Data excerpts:
------------------------------

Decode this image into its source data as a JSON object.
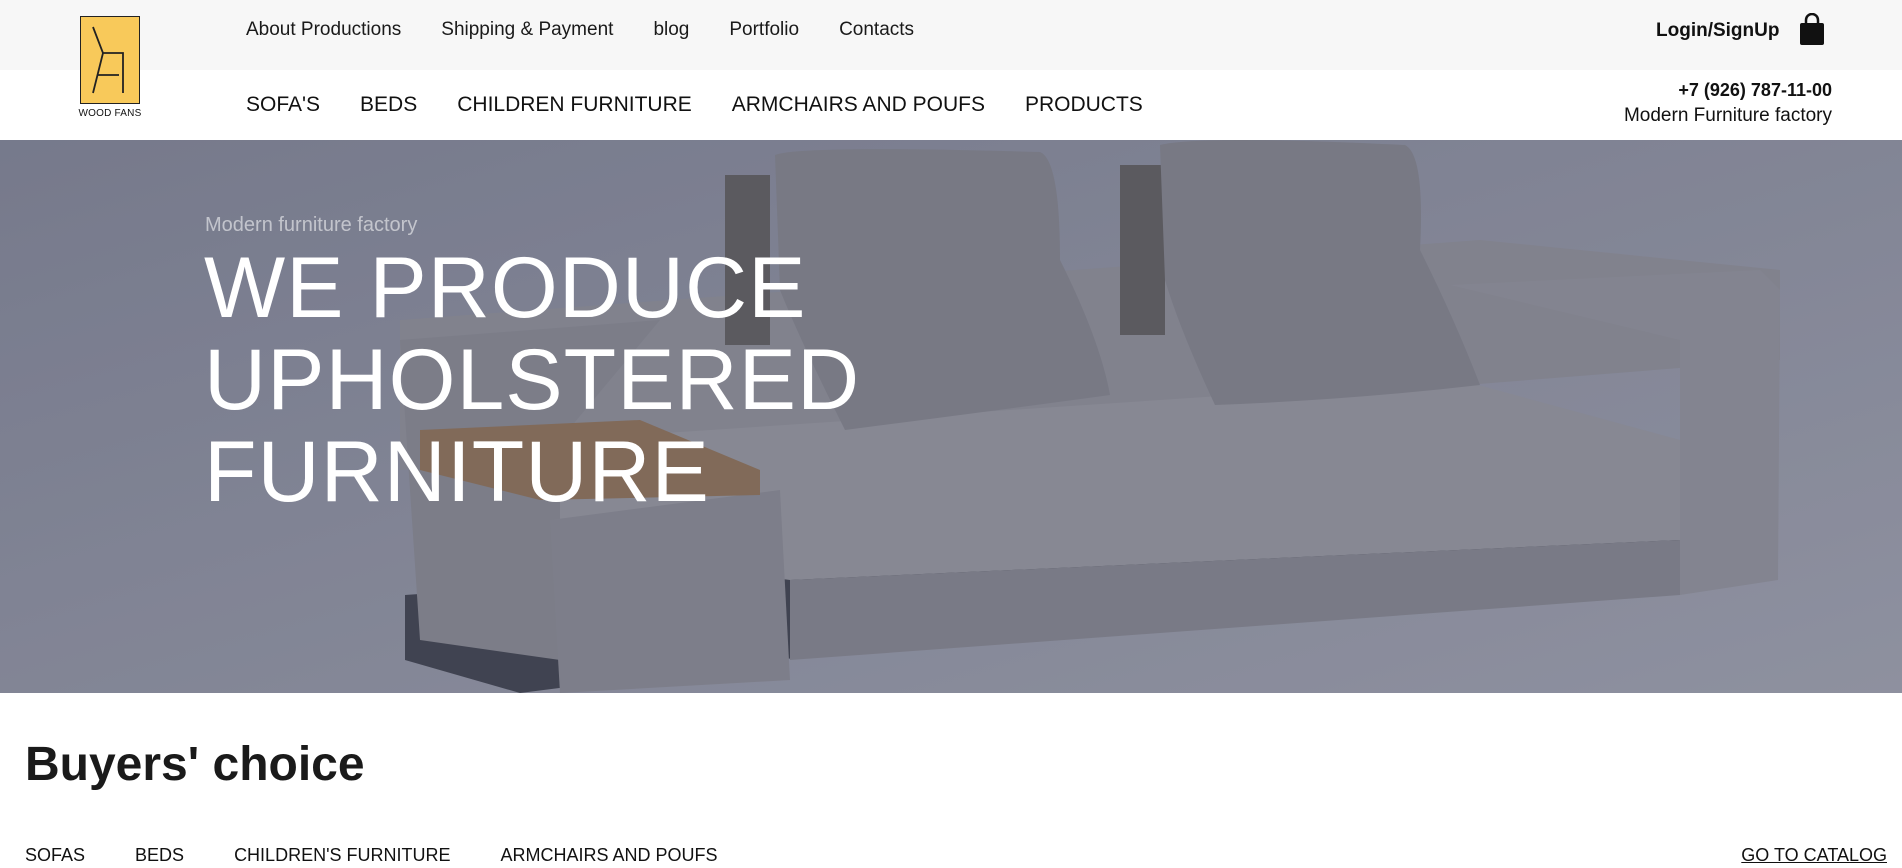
{
  "header": {
    "logo_text": "WOOD FANS",
    "top_menu": [
      "About Productions",
      "Shipping & Payment",
      "blog",
      "Portfolio",
      "Contacts"
    ],
    "login_label": "Login/SignUp",
    "cart_icon": "shopping-bag-icon",
    "main_menu": [
      "SOFA'S",
      "BEDS",
      "CHILDREN FURNITURE",
      "ARMCHAIRS AND POUFS",
      "PRODUCTS"
    ],
    "phone": "+7 (926) 787-11-00",
    "factory_label": "Modern Furniture factory"
  },
  "hero": {
    "subtitle": "Modern furniture factory",
    "title_lines": [
      "WE PRODUCE",
      "UPHOLSTERED",
      "FURNITURE"
    ]
  },
  "buyers_choice": {
    "title": "Buyers' choice",
    "tabs": [
      "SOFAS",
      "BEDS",
      "CHILDREN'S FURNITURE",
      "ARMCHAIRS AND POUFS"
    ],
    "catalog_link": "GO TO CATALOG"
  },
  "colors": {
    "logo_yellow": "#f8c95a",
    "topbar_bg": "#f7f7f7",
    "hero_bg": "#878a99"
  }
}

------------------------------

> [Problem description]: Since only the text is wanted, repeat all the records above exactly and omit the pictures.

> [Result]:
Decode this image into its source data as a JSON object.
{
  "header": {
    "logo_text": "WOOD FANS",
    "top_menu": [
      "About Productions",
      "Shipping & Payment",
      "blog",
      "Portfolio",
      "Contacts"
    ],
    "login_label": "Login/SignUp",
    "cart_icon": "shopping-bag-icon",
    "main_menu": [
      "SOFA'S",
      "BEDS",
      "CHILDREN FURNITURE",
      "ARMCHAIRS AND POUFS",
      "PRODUCTS"
    ],
    "phone": "+7 (926) 787-11-00",
    "factory_label": "Modern Furniture factory"
  },
  "hero": {
    "subtitle": "Modern furniture factory",
    "title_lines": [
      "WE PRODUCE",
      "UPHOLSTERED",
      "FURNITURE"
    ]
  },
  "buyers_choice": {
    "title": "Buyers' choice",
    "tabs": [
      "SOFAS",
      "BEDS",
      "CHILDREN'S FURNITURE",
      "ARMCHAIRS AND POUFS"
    ],
    "catalog_link": "GO TO CATALOG"
  },
  "colors": {
    "logo_yellow": "#f8c95a",
    "topbar_bg": "#f7f7f7",
    "hero_bg": "#878a99"
  }
}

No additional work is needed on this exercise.